The ubiquity of garlic and herbs on restaurant menus has helped shield them from the downturn in foodservice sales.
âLuckily, garlic is an important ingredient all around the world,â said Patsy Ross, vice president of marketing for Gilroy, Calif.-based garlic grower-shipper Christopher Ranch.
Restaurants recognize the need for an array of those ingredients, said Robert Schueller, director of public relations for Los Angeles-based World Variety Produce Inc., which markets garlic and herbs under the Melissaâs label.
âGarlic and herbs are staple ingredients in most foodservice applications, especially high-end,â Schueller said.
Both have cross-cultural appeal and have a variety of uses, Schueller said.
âGarlic can be served a number of ways, as an ingredient, used like butter or roasted straight up,â he said.
Herbs make popular garnishes for entrees, desserts and drinks, Schueller said.
âChefs use them as a differentiation point on their menu,â he said.
Fresh herbs are gaining a large following in the restaurant sector, Schueller said.
âI truly believe America is learning about fresh herbs,â he said. âTwenty years ago, they were accustomed to buying herbs dry.â
Offering fresh ingredients is central to brisk sales in foodservice, shippers said.
âRestaurants announce on their menus that they use fresh herbs and fresh produce in their dishes, and it makes people realize theyâre getting a better meal for their value than just using dry ingredients from the shelf that could have been there for months,â said Camilo Penalosa, vice president of business development and partner with Miami-based Infinite Herbs and Specialties LLC.
That kind of information leads to more sales in and out of restaurants, Penalosa said.
âThey see the difference and they want to buy more at retail,â he said.
Fresh mint and other herbs are in a growth mode, said Vern Meyer, executive administrator for Perrysburg, Ohio-based HerbThyme Farms Inc.
âWhen a restaurant points out their mojitos are made with fresh mint, that says something,â Meyer said. âWhen thereâs a garnish with fresh mint and thereâs a sprig of fresh basil on a pasta dish, it says to the consumer youâre getting something special, a little better.
Cost shouldnât be a deal-breaker, he said, "When you break it down cost per serving, itâs very attractive."
âOne of the best Italian restaurants in the Chicago area takes olive oil and fresh basil on a salad plate. Itâs probably 10 cents or a nickelâs worth of basil. It sets the stage for you. This is worth it. You look at the pricing, and youâre comfortable with it.â
Restaurants have continued to be strong customers, even through the economic downturn, said Ian Zimmerman, operations manager for Maurice A. Auerbach Inc., South Hackensack, N.J.
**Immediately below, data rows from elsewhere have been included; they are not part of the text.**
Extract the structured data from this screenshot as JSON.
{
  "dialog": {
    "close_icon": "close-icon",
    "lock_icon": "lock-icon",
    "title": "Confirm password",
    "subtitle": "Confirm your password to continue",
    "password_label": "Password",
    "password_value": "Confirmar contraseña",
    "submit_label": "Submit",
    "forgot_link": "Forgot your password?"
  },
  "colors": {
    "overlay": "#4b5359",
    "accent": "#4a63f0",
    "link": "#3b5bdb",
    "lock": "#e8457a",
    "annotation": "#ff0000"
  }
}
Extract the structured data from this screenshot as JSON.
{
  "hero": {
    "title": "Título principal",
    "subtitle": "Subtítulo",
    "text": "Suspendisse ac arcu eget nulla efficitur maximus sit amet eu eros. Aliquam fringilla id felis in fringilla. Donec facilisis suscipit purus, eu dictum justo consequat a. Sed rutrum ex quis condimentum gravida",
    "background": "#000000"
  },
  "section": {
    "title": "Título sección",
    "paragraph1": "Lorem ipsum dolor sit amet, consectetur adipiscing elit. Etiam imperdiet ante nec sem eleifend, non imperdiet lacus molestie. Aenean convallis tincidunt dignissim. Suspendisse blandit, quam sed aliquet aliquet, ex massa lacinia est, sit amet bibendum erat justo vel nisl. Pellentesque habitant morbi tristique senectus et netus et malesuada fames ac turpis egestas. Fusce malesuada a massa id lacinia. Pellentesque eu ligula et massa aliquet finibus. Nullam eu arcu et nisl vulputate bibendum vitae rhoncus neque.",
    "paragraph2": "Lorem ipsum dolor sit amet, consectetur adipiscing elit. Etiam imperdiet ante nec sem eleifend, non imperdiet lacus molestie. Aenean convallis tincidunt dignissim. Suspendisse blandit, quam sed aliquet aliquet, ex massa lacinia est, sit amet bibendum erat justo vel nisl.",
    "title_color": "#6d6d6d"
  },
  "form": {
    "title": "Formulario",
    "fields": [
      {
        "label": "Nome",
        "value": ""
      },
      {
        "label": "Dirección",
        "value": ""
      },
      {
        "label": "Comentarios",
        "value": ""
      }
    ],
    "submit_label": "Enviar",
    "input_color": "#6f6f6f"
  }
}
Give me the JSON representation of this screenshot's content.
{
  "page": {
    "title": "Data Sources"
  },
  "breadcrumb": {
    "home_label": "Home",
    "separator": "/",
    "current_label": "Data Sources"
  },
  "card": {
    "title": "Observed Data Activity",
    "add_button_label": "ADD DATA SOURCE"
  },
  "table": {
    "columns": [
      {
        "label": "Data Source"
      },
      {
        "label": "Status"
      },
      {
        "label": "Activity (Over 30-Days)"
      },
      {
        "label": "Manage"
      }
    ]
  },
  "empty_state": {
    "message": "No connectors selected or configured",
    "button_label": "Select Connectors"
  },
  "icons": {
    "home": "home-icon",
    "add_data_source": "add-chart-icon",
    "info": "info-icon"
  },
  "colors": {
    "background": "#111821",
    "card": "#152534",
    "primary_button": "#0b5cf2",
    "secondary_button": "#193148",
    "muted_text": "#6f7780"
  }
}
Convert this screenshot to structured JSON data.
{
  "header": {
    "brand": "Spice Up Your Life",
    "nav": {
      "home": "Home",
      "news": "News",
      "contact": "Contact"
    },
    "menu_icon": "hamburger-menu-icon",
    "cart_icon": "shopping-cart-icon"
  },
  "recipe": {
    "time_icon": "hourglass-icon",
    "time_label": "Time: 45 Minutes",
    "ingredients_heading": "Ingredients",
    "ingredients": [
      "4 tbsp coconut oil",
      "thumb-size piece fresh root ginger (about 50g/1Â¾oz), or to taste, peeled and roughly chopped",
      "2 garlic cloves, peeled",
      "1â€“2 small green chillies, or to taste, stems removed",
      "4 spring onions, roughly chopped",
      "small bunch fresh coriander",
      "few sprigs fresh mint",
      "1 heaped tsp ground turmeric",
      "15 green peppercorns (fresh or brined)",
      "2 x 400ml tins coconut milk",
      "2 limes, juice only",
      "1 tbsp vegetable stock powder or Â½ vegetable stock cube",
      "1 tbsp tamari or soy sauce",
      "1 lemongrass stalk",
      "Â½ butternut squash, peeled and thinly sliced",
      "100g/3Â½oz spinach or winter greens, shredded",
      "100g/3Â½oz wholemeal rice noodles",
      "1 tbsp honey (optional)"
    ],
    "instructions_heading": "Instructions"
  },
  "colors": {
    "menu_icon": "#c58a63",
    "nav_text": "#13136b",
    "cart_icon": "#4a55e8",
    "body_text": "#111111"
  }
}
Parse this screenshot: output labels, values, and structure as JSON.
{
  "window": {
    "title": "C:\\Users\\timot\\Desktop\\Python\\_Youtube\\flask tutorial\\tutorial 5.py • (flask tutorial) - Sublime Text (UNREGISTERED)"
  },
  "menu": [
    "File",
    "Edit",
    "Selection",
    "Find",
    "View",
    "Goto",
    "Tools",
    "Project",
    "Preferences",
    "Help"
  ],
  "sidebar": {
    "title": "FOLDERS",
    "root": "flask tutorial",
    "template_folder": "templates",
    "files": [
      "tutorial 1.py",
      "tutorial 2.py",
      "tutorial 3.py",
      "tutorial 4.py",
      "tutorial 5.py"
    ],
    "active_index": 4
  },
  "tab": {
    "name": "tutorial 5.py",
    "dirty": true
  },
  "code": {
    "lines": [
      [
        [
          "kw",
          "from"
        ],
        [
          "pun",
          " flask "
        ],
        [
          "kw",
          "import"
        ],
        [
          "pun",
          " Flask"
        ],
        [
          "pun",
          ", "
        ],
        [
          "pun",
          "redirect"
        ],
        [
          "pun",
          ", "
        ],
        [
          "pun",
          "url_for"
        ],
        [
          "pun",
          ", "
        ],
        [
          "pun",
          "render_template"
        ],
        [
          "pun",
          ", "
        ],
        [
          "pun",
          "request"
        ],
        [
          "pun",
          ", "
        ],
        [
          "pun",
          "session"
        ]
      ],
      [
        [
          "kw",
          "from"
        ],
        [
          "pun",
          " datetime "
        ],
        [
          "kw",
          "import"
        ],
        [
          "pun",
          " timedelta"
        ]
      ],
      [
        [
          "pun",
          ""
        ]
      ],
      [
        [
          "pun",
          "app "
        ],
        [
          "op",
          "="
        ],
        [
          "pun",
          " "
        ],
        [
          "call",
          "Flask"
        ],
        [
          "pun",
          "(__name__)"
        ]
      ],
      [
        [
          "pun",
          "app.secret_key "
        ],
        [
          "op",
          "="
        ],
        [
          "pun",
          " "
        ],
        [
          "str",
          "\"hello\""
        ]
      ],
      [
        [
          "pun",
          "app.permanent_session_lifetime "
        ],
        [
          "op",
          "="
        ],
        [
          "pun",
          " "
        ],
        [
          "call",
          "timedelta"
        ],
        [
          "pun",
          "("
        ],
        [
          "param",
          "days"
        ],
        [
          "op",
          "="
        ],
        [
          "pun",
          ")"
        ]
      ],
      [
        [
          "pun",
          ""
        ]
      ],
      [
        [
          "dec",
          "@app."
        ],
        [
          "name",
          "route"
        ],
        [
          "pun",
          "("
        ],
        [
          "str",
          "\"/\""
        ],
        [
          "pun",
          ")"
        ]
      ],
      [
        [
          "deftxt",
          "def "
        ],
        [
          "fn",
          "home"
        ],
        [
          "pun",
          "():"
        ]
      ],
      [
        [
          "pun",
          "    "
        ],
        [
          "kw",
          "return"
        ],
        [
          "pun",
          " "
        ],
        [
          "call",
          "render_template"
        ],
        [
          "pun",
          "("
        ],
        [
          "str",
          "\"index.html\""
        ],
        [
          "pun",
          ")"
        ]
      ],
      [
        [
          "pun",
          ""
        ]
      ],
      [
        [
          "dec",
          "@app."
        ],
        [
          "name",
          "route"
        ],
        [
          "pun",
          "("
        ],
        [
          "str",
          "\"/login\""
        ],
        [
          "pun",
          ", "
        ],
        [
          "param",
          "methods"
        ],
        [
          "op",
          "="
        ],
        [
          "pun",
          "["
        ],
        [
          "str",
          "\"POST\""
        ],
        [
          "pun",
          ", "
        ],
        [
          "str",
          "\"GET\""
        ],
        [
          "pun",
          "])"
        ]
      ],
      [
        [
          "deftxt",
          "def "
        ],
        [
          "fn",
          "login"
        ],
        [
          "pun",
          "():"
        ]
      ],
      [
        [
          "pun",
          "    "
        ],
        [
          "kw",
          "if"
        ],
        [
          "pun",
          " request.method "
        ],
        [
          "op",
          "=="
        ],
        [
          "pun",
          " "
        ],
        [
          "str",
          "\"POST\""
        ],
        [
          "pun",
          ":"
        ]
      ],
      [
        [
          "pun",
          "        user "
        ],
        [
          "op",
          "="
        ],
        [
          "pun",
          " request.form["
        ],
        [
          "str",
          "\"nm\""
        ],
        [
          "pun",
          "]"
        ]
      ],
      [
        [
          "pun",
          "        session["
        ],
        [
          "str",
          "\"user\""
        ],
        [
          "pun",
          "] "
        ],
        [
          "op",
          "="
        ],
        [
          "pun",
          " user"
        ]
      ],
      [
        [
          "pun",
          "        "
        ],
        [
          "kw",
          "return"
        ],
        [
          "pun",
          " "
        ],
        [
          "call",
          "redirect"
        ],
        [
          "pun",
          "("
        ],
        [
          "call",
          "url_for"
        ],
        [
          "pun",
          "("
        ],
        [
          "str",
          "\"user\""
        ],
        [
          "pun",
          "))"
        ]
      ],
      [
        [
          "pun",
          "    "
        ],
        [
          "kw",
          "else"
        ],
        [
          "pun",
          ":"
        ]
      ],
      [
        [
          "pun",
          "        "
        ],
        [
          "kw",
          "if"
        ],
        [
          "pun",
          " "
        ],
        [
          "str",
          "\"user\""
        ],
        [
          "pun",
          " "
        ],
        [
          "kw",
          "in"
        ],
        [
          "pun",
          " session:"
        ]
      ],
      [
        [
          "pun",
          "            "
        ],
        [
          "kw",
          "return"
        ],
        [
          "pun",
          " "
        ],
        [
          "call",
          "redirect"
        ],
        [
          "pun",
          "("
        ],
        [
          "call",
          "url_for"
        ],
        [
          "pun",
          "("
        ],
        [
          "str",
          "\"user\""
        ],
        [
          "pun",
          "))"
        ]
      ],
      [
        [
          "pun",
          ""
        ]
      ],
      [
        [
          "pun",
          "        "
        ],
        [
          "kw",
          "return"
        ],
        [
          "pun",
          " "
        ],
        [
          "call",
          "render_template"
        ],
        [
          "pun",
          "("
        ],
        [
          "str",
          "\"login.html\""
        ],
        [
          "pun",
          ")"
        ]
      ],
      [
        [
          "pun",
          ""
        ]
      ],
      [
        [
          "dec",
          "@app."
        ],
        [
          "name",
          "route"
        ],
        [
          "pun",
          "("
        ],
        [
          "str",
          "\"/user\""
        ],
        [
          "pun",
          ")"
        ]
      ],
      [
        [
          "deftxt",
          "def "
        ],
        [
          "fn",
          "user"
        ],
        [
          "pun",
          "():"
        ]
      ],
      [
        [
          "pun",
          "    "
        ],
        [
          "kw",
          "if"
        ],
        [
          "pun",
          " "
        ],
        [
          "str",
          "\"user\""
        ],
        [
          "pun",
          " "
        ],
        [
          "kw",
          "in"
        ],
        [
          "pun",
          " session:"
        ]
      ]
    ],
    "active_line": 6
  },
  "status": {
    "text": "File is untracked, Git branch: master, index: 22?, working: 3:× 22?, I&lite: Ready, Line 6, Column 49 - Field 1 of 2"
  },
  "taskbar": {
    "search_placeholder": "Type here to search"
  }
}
âSome sectors are down, but we are pretty strong with a few big foodservice purveyors in the Northeast, and our business does not seem to have dropped off,â said Zimmerman, whose company supplies garlic to the foodservice sector.